I am a dual citizen in middle of OVDI and was planning to return to my home country for personal reasons. Have paid back taxes but haven’t gotten to point of deciding whether to opt out. Should I wait until its resolved? Can I negotiate better from a foreign country?Here’s the answer. I have no idea about your situation and your OVDI. I don’t know whether you are one of the many ordinary people who entered the OVDI with good intentions only to have see the true glory of the train wreck that is the OVDI process. Or perhaps you are one of the few people for whom the OVDI process makes sense: it is better to give the government a lot of money than spend years in fear. Or in prison. Again, I don’t know. Here is what I do know. We had a metric ton of Voluntary Disclosure cases. We took the opt-out route on a very significant number of these cases. For your specific question — will you get a better deal if you are outside the United States or inside the United States? — I would guess that the answer is “It doesn’t matter.” The agents are going to apply the rules. That is the glory of the IRS. “Rulez is Rulez.” Unless of course the Rulez were accidentally broken for political or other reasons. Oh hi, NSA and IRS. I will stop now. Hat tip to Patterico who notes that some at the IRS see themselves as motivation coaches.

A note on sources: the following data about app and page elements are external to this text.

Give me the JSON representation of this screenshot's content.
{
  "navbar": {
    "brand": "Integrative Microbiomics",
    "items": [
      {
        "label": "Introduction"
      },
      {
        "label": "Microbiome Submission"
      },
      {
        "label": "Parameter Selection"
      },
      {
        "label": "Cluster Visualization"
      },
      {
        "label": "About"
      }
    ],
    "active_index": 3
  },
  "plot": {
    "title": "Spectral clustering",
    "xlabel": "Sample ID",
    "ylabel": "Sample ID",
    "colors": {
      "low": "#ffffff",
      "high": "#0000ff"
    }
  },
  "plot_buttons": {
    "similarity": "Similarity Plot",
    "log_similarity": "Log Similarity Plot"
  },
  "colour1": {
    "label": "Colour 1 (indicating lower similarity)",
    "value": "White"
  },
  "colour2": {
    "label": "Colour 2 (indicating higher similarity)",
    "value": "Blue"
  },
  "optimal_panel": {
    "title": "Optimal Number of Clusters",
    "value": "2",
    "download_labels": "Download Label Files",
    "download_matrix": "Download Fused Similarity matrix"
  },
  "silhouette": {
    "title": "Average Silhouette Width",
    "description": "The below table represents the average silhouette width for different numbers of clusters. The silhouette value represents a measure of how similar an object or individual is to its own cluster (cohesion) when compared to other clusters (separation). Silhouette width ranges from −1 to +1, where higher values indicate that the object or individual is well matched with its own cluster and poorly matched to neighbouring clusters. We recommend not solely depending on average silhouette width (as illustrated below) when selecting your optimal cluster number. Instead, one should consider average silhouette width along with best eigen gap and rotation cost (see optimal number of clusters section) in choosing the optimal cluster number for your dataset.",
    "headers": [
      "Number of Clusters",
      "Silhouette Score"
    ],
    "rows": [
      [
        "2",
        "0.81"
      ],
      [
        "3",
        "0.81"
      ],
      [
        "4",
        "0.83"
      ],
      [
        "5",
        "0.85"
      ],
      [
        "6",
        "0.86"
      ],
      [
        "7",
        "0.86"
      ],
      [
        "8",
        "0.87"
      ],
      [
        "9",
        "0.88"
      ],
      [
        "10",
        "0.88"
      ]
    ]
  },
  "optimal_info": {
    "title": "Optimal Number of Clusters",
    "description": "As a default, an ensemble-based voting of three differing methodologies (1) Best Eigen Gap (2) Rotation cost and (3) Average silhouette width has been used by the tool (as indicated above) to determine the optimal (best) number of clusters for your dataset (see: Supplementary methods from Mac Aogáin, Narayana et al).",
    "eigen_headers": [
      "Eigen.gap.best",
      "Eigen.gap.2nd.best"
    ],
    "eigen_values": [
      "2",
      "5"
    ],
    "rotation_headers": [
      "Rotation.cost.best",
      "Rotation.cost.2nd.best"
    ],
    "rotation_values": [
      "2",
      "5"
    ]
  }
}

Here’s my recommendation. Hire an experienced lawyer who has done a bunch of these cases (don’t hire me; I’m not taking on any of these cases). Get advice on the “opt-out” vs. “pay the OVDI penalty” for your OVDI case. We have seen Revenue Agents follow the procedures in the Internal Revenue Manual very carefully in handling opt-out cases, and have seen actual touches of human kindness and consideration from time to time from Revenue Agents. If you are a normal person I think it is entirely possible that you will get a better result (i.e., pay lower penalties) in the opt-out than you will in the OVDI. You didn’t say whether you plan to terminate your U.S. citizenship or not when you return to your home country. People sometimes think that they’ll just drop the U.S. passport and never come back to the USA. What’s the IRS going to do — chase them all the way to Kyrgyzstan and attempt to collect taxes? We have squillions of brain cells in our office dedicated to Section 877A and expatriation. My only advice to you (and others) who are going through the expatriation process is this: remember your Primary Purpose to exit the United States cleanly, so you can move about the planet freely for the rest of your life. Don’t f— that up by playing games with your taxes. “Your money or your life?” That is the question you are being asked. Choose life.
Tax laws change over time, and the information in this post above may be less accurate today than it was at the time of the last revision. This post is not tax advice for your specific situation. Please contact an international tax professional to get personalized advice for your situation.